- [Exercise goal]:
Using the entries that follow, collect the lines where the word "JSON" appears.

- [Data records]:

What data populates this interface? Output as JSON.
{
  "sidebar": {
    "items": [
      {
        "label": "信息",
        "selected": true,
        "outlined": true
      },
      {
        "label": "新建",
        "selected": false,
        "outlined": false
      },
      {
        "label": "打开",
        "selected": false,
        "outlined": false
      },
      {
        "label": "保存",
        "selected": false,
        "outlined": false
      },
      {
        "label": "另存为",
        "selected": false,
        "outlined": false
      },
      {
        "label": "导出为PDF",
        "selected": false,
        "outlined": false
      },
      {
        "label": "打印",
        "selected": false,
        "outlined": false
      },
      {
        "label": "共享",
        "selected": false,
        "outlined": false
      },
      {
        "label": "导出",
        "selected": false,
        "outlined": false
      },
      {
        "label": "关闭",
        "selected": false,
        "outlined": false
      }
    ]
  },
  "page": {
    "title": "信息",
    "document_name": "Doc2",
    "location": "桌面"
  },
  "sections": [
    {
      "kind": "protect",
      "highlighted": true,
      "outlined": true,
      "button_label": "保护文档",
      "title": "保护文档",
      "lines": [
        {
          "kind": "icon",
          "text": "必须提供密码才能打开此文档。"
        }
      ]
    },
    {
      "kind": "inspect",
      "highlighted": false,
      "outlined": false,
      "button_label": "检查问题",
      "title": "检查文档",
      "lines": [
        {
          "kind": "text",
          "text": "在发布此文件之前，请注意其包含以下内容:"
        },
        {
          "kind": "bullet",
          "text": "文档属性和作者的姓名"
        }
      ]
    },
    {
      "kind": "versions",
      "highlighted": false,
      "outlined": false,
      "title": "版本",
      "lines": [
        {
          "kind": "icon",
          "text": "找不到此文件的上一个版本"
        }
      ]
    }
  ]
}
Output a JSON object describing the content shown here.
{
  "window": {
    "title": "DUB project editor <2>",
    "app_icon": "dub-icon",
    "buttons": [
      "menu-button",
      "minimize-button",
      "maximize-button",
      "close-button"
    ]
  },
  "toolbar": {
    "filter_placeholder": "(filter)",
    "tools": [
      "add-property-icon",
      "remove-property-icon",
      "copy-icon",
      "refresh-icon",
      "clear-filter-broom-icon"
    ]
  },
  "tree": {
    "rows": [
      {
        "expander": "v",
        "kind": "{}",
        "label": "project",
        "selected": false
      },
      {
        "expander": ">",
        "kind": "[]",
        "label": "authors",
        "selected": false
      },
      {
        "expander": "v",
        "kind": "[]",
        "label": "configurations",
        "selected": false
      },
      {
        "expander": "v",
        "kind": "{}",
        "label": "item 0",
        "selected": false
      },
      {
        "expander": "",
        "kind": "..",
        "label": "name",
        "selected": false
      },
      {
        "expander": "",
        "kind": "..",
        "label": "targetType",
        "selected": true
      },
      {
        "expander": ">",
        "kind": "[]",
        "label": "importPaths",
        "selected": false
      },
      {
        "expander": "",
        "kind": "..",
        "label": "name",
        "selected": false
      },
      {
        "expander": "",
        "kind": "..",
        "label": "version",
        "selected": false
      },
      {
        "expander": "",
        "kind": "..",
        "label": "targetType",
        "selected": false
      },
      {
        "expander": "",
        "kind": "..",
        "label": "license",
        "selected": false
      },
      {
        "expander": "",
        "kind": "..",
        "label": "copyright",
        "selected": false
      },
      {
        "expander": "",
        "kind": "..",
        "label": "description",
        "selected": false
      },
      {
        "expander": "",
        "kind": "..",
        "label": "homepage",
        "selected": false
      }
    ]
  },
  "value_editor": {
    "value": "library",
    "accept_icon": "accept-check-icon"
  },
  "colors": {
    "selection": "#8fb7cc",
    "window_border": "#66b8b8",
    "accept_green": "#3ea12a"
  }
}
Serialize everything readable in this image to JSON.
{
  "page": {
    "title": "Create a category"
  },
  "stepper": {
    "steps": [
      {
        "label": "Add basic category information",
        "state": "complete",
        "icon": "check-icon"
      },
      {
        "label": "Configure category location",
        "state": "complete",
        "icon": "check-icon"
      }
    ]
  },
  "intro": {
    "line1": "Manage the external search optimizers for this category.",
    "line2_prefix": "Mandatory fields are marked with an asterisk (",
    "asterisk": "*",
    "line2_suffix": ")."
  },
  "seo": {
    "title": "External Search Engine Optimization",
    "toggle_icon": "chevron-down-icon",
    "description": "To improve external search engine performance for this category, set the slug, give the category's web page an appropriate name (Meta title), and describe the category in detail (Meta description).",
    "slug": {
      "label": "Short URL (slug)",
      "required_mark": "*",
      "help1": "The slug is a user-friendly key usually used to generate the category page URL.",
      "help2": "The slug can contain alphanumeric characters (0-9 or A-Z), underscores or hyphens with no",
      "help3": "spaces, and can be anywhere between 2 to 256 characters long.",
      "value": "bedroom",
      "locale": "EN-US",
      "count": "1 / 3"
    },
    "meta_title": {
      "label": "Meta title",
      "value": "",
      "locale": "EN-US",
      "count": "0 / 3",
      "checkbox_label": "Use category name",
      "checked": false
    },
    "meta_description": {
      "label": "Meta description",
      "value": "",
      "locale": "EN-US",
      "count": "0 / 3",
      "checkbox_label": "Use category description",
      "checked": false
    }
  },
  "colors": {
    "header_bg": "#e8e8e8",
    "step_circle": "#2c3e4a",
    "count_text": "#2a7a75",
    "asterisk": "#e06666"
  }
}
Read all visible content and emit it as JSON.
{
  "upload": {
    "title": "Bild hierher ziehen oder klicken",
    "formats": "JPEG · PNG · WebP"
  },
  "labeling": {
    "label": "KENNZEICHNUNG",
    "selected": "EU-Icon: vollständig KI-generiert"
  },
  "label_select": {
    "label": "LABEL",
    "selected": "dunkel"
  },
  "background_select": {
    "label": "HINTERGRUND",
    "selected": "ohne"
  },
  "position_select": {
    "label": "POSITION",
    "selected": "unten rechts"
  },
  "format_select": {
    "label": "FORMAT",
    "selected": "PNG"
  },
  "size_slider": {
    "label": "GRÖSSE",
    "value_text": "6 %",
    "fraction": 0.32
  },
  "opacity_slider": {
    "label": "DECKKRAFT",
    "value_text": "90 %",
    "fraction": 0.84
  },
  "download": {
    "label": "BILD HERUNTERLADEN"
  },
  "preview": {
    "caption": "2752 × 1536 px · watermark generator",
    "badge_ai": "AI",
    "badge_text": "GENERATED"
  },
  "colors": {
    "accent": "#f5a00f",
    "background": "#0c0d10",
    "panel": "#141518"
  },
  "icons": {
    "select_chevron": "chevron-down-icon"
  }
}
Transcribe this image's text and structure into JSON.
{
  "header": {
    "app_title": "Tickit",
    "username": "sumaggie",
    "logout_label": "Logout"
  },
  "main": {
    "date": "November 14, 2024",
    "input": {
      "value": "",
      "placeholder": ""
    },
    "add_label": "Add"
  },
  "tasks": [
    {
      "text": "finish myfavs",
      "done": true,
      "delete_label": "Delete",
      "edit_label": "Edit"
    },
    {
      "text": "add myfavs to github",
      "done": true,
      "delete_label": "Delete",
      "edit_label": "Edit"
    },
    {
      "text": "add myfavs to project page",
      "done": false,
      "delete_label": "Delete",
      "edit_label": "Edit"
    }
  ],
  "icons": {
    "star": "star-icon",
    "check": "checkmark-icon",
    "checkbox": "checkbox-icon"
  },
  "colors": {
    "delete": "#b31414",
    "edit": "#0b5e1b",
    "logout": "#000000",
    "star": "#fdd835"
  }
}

- [Answer to this problem]:
What data populates this interface? Output as JSON.
Output a JSON object describing the content shown here.
Serialize everything readable in this image to JSON.
Read all visible content and emit it as JSON.
Transcribe this image's text and structure into JSON.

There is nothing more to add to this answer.